The next section (‘The literary production of the past in Rome’) opens with an essay that should perhaps have been attached to the previous one. Ewa Skwara (‘Hannibal Ante Oculos ! A Comic Image of an Enemy’, 267-271) explains how Plautus forged a group identity for his audience by opposing it to the cunning, culturally strange and clearly hostile Hanno in his Poenulus. Mateusz Żmudziński (‘The Image of Emperor Gallienus in Ancient Historiography—Between Manipulation and Narrative’, 273-276) studies the evidence for the Roman departure from Dacia in 275 CE in order to trace the creation of a consciously manipulative tradition that was meant to exonerate the emperor Aurelian and to blacken Gallienus.

The ninth section is, again, given a vague and mysterious title: ‘Aspects of Greco-Roman memories’. It consists of two papers. An extensively researched essay by Andrzej Wypustek (‘Beauty and Heroization: the Memory of the Dead in Greek Funerary Epigrams of the Hellenistic and Roman Ages’, 277-284) shows the importance of youth and beauty as motifs in funerary texts. Julius Rocca (‘Present at the Creation: Plato’s “Hippocrates” and the Making of a Medical Ideal’, 285-299) traces the development of the biography of Hippocrates up to his selection as the personification of the ideal physician in the 2nd century CE.

The tenth and final section, consisting of two essays, deals with ‘The Late Antique World’. Bruno Bureau (‘Idealised Past and Contested Tradition: Claudian’s Panegyric for the Sixth Consulate of Honorius and Prudentius’ Contra Symmachum ’, 301-310) explores the interaction of two texts written almost simultaneously in 402/403 CE. Symmachus’ pagan vision of the Roman past and his view of Trajan as a model of exemplary conduct was directly attacked by the Christian poet Prudentius. A few months later, the pagan Claudian composed his own Panegyric, which, as author shows, explains the conflict between Symmachus and Prudentius in political rather than religious terms. The reconstitution of Roman history in the 4th-6th centuries through the new topography of martyr veneration is the subject of the last essay in this volume (Dennis Trout, ‘From the Elogia of Damasus to the Acta of the Gesta Martyrum : Re-Staging Roman History’, 311-320).

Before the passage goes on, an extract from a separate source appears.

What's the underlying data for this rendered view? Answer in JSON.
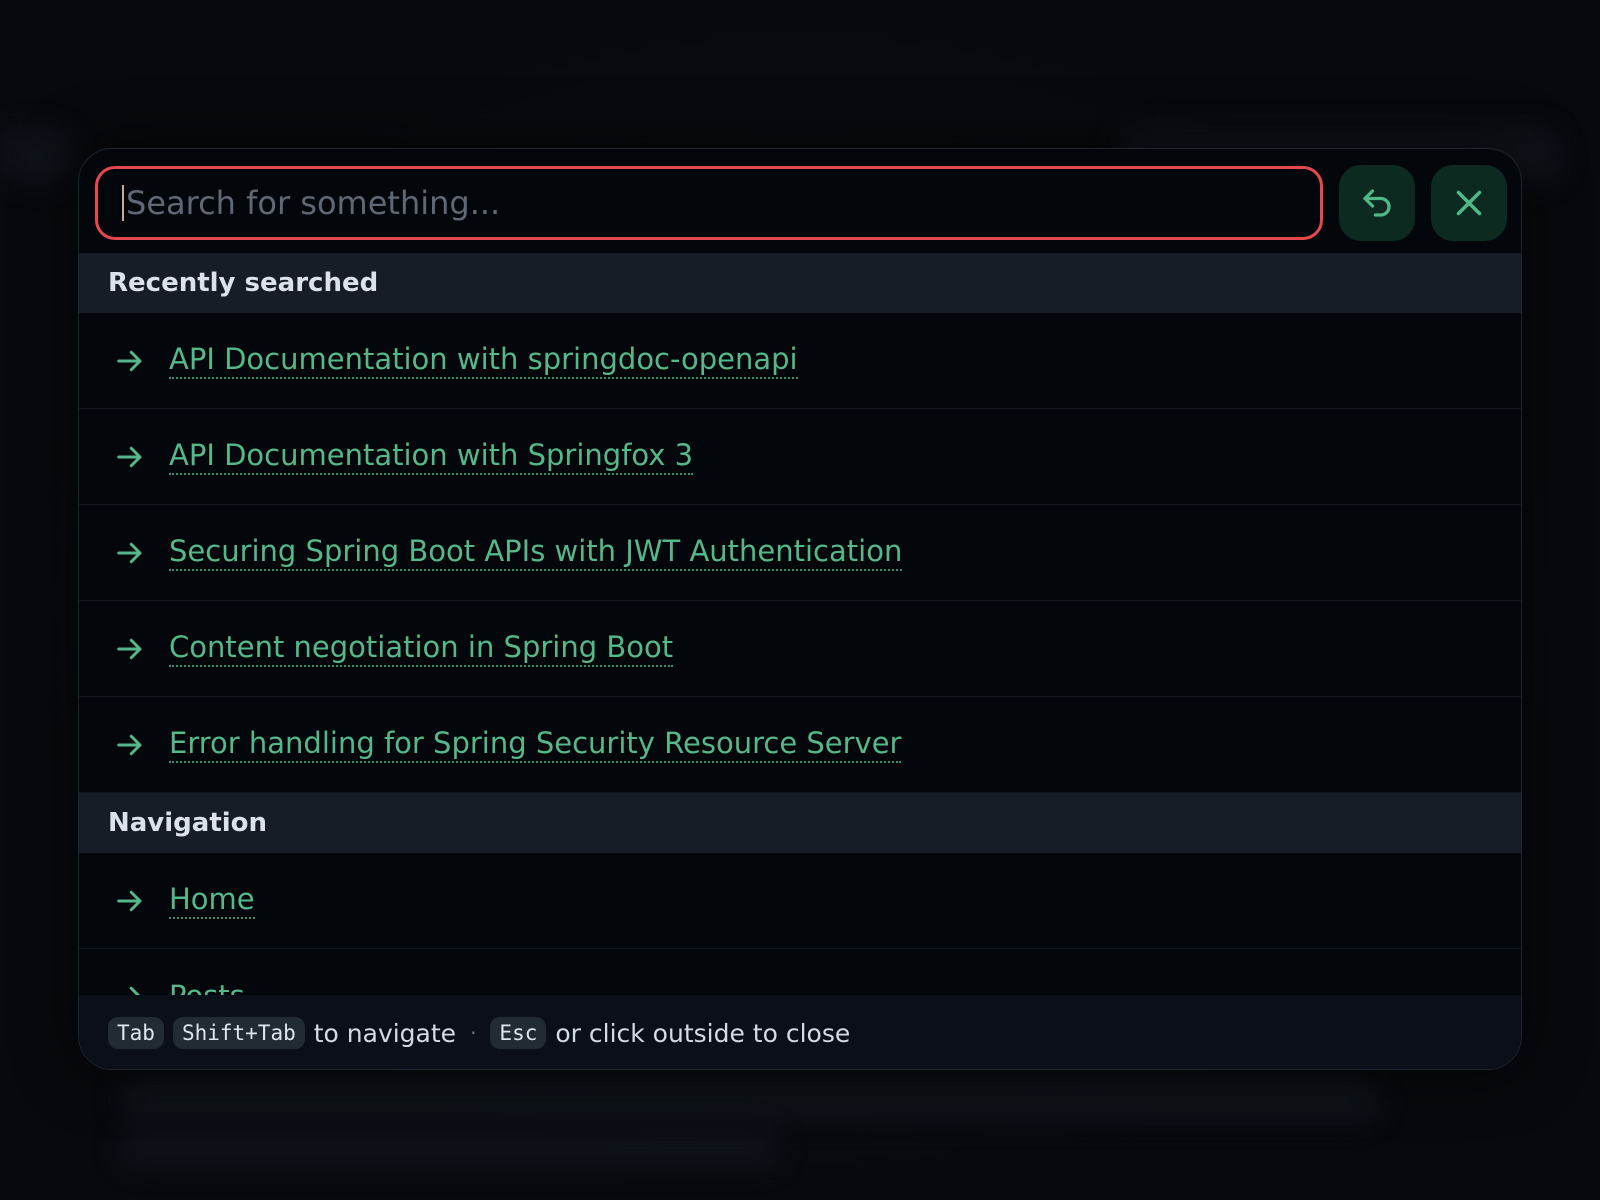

To sum up, I find this book important, challenging, and stimulating. It is a fine example of a Scandinavian scholarly approach that has historically embraced new methodologies while standing firmly on the foundation of disciplined source-critical study. However, a review that lacks criticism is not to be trusted, and I therefore offer a minor objection to the way the sections of the book are organized. The principle of grouping is sometimes vague, as are the titles assigned to different sections. Perhaps this structure was based on the section and/or panel affiliation of the participants during the conference; if so, it seems rather superfluous to be preserved in the printed volume, and a different arrangement might have been more useful.


1. Jan Assmann, Das kulturelle Gedächtnis: Schrift, Erinnerung und politische Identität in frühen Hochkulturen, Munich, 1992; and Cultural Memory and Early Civilization: Writing, Remembrance, and Political Imagination, Cambridge University Press, 2011.

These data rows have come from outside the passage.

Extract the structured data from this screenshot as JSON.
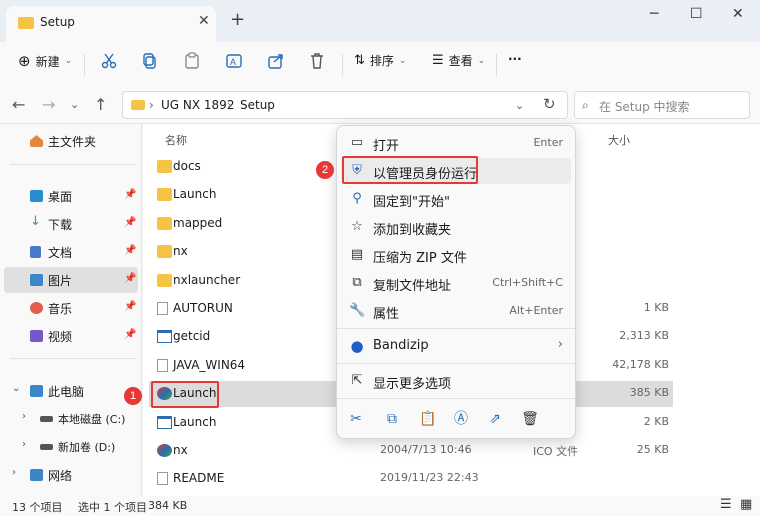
{
  "window": {
    "tab_title": "Setup",
    "controls": [
      "─",
      "☐",
      "✕"
    ]
  },
  "toolbar": {
    "new_label": "新建",
    "sort_label": "排序",
    "view_label": "查看",
    "more_label": "···"
  },
  "address": {
    "crumbs": [
      "UG NX 1892",
      "Setup"
    ],
    "search_placeholder": "在 Setup 中搜索"
  },
  "sidebar": {
    "home": "主文件夹",
    "items": [
      {
        "label": "桌面",
        "color": "#2a8bd0"
      },
      {
        "label": "下载",
        "color": "#2aa84f"
      },
      {
        "label": "文档",
        "color": "#4a79c9"
      },
      {
        "label": "图片",
        "color": "#3b86c9"
      },
      {
        "label": "音乐",
        "color": "#e1604c"
      },
      {
        "label": "视频",
        "color": "#7a57c9"
      }
    ],
    "this_pc": "此电脑",
    "drives": [
      "本地磁盘 (C:)",
      "新加卷 (D:)"
    ],
    "network": "网络"
  },
  "columns": {
    "name": "名称",
    "size": "大小"
  },
  "files": [
    {
      "name": "docs",
      "date": "",
      "type": "",
      "size": "",
      "kind": "folder"
    },
    {
      "name": "Launch",
      "date": "",
      "type": "",
      "size": "",
      "kind": "folder"
    },
    {
      "name": "mapped",
      "date": "",
      "type": "",
      "size": "",
      "kind": "folder"
    },
    {
      "name": "nx",
      "date": "",
      "type": "",
      "size": "",
      "kind": "folder"
    },
    {
      "name": "nxlauncher",
      "date": "",
      "type": "",
      "size": "",
      "kind": "folder"
    },
    {
      "name": "AUTORUN",
      "date": "",
      "type": "",
      "size": "1 KB",
      "kind": "file"
    },
    {
      "name": "getcid",
      "date": "",
      "type": "",
      "size": "2,313 KB",
      "kind": "exe"
    },
    {
      "name": "JAVA_WIN64",
      "date": "",
      "type": "",
      "size": "42,178 KB",
      "kind": "file"
    },
    {
      "name": "Launch",
      "date": "",
      "type": "",
      "size": "385 KB",
      "kind": "app"
    },
    {
      "name": "Launch",
      "date": "",
      "type": "序",
      "size": "2 KB",
      "kind": "exe"
    },
    {
      "name": "nx",
      "date": "2004/7/13 10:46",
      "type": "ICO 文件",
      "size": "25 KB",
      "kind": "app"
    },
    {
      "name": "README",
      "date": "2019/11/23 22:43",
      "type": "",
      "size": "",
      "kind": "file"
    }
  ],
  "context_menu": {
    "items": [
      {
        "label": "打开",
        "key": "Enter",
        "icon": "open-icon"
      },
      {
        "label": "以管理员身份运行",
        "key": "",
        "icon": "shield-icon"
      },
      {
        "label": "固定到\"开始\"",
        "key": "",
        "icon": "pin-icon"
      },
      {
        "label": "添加到收藏夹",
        "key": "",
        "icon": "star-icon"
      },
      {
        "label": "压缩为 ZIP 文件",
        "key": "",
        "icon": "zip-icon"
      },
      {
        "label": "复制文件地址",
        "key": "Ctrl+Shift+C",
        "icon": "copy-path-icon"
      },
      {
        "label": "属性",
        "key": "Alt+Enter",
        "icon": "wrench-icon"
      },
      {
        "label": "Bandizip",
        "key": "",
        "icon": "bandizip-icon"
      },
      {
        "label": "显示更多选项",
        "key": "",
        "icon": "more-options-icon"
      }
    ]
  },
  "annotations": {
    "badge1": "1",
    "badge2": "2",
    "accent": "#e53935"
  },
  "status": {
    "count": "13 个项目",
    "selected": "选中 1 个项目",
    "size": "384 KB"
  }
}
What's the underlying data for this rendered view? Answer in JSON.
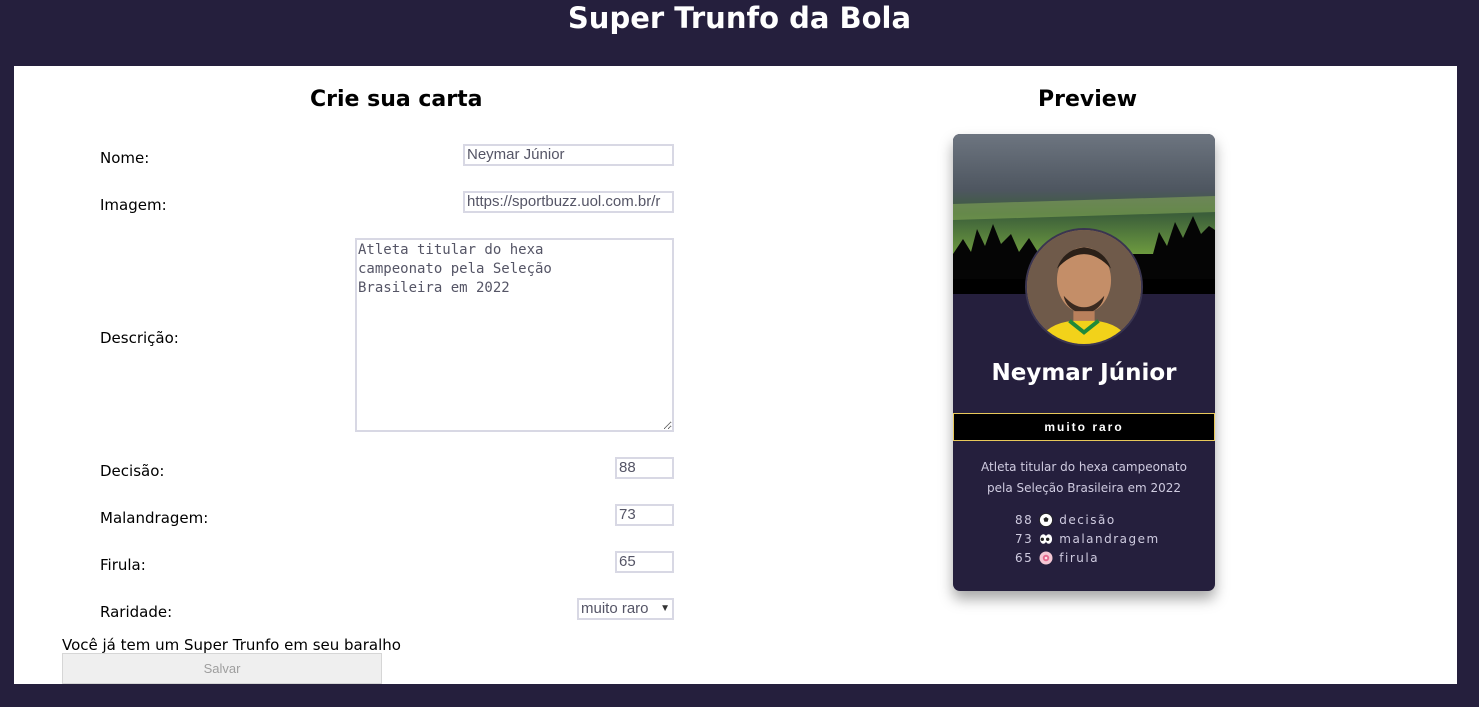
{
  "app": {
    "title": "Super Trunfo da Bola"
  },
  "form": {
    "title": "Crie sua carta",
    "name_label": "Nome:",
    "name_value": "Neymar Júnior",
    "image_label": "Imagem:",
    "image_value": "https://sportbuzz.uol.com.br/r",
    "description_label": "Descrição:",
    "description_value": "Atleta titular do hexa\ncampeonato pela Seleção\nBrasileira em 2022",
    "attr1_label": "Decisão:",
    "attr1_value": "88",
    "attr2_label": "Malandragem:",
    "attr2_value": "73",
    "attr3_label": "Firula:",
    "attr3_value": "65",
    "rarity_label": "Raridade:",
    "rarity_value": "muito raro",
    "notice": "Você já tem um Super Trunfo em seu baralho",
    "save_label": "Salvar"
  },
  "preview": {
    "title": "Preview",
    "card": {
      "name": "Neymar Júnior",
      "rarity": "muito raro",
      "description": "Atleta titular do hexa campeonato pela Seleção Brasileira em 2022",
      "stats": [
        {
          "value": "88",
          "icon": "soccer-ball-icon",
          "label": "decisão"
        },
        {
          "value": "73",
          "icon": "eyes-icon",
          "label": "malandragem"
        },
        {
          "value": "65",
          "icon": "firula-icon",
          "label": "firula"
        }
      ]
    }
  },
  "colors": {
    "page_background": "#251f3d",
    "card_background": "#251f3d",
    "rarity_border": "#e8c85a"
  }
}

2. Maurice Halbwachs, La Topographie légendaire des évangiles en terre sainte: étude de mémoire collective, Paris, Presses Universitaires de France, 1941.